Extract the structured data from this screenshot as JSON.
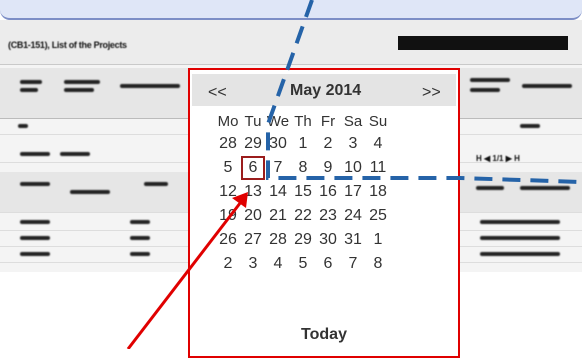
{
  "app": {
    "title": "(CB1-151), List of the Projects",
    "pager_label": "H ◀ 1/1 ▶ H"
  },
  "calendar": {
    "month_label": "May 2014",
    "prev_label": "<<",
    "next_label": ">>",
    "weekdays": [
      "Mo",
      "Tu",
      "We",
      "Th",
      "Fr",
      "Sa",
      "Su"
    ],
    "weeks": [
      [
        "28",
        "29",
        "30",
        "1",
        "2",
        "3",
        "4"
      ],
      [
        "5",
        "6",
        "7",
        "8",
        "9",
        "10",
        "11"
      ],
      [
        "12",
        "13",
        "14",
        "15",
        "16",
        "17",
        "18"
      ],
      [
        "19",
        "20",
        "21",
        "22",
        "23",
        "24",
        "25"
      ],
      [
        "26",
        "27",
        "28",
        "29",
        "30",
        "31",
        "1"
      ],
      [
        "2",
        "3",
        "4",
        "5",
        "6",
        "7",
        "8"
      ]
    ],
    "selected_day": "6",
    "today_label": "Today"
  },
  "colors": {
    "annotation_blue": "#2563a8",
    "annotation_red": "#e00000"
  }
}
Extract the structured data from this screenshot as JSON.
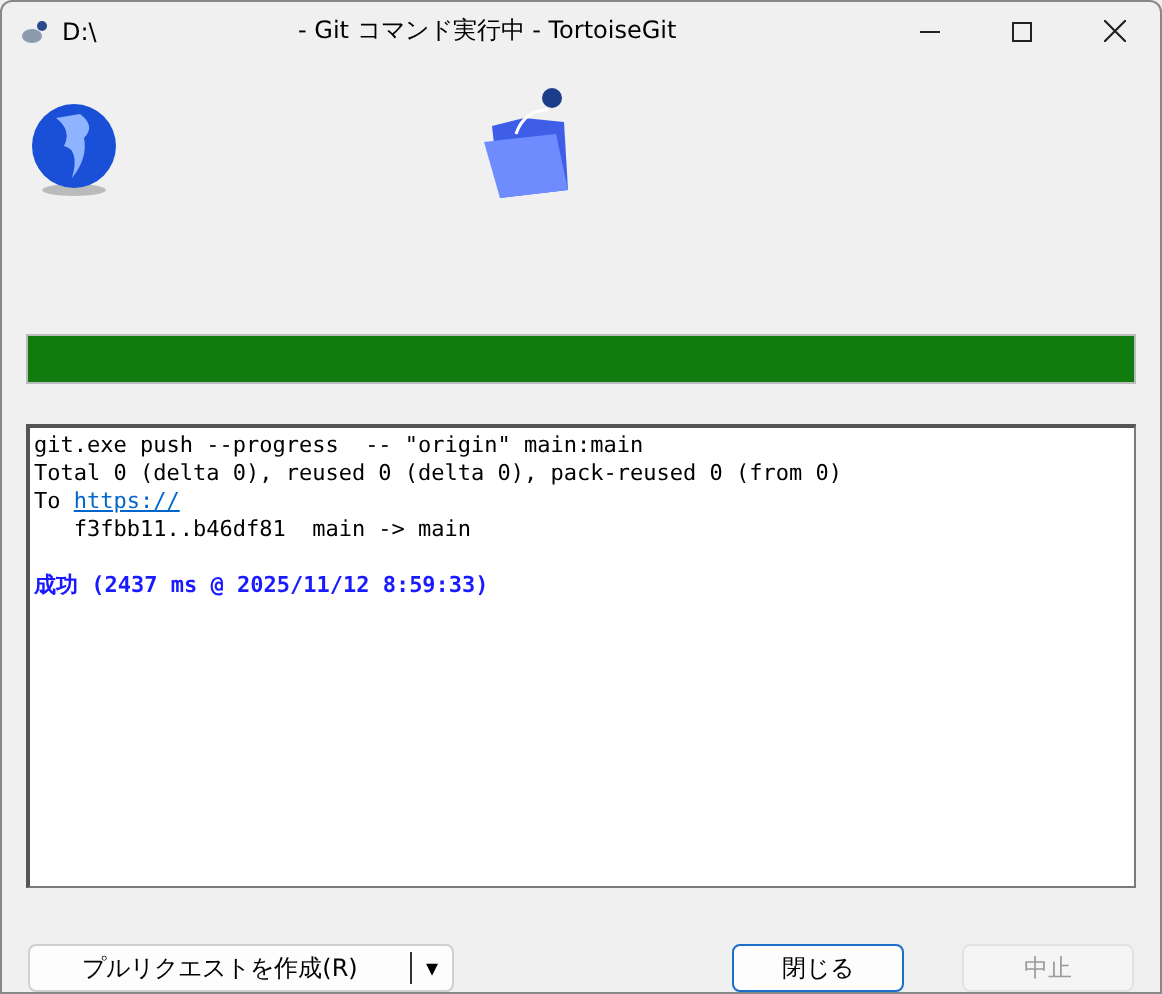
{
  "window": {
    "path": "D:\\",
    "title": "- Git コマンド実行中 - TortoiseGit"
  },
  "progress": {
    "level": 1.0
  },
  "log": [
    {
      "kind": "text",
      "text": "git.exe push --progress  -- \"origin\" main:main"
    },
    {
      "kind": "text",
      "text": "Total 0 (delta 0), reused 0 (delta 0), pack-reused 0 (from 0)"
    },
    {
      "kind": "link",
      "text": "To ",
      "link": "https://"
    },
    {
      "kind": "text",
      "text": "   f3fbb11..b46df81  main -> main"
    },
    {
      "kind": "blank"
    },
    {
      "kind": "success",
      "text": "成功 (2437 ms @ 2025/11/12 8:59:33)"
    }
  ],
  "buttons": {
    "split": {
      "label": "プルリクエストを作成(R)",
      "arrow": "▾"
    },
    "close": {
      "label": "閉じる",
      "disabled": false
    },
    "abort": {
      "label": "中止",
      "disabled": true
    }
  }
}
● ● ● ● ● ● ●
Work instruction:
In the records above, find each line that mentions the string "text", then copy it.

Response area:
      "kind": "text",
      "text": "git.exe push --progress  -- \"origin\" main:main"
      "kind": "text",
      "text": "Total 0 (delta 0), reused 0 (delta 0), pack-reused 0 (from 0)"
      "text": "To ",
      "kind": "text",
      "text": "   f3fbb11..b46df81  main -> main"
      "text": "成功 (2437 ms @ 2025/11/12 8:59:33)"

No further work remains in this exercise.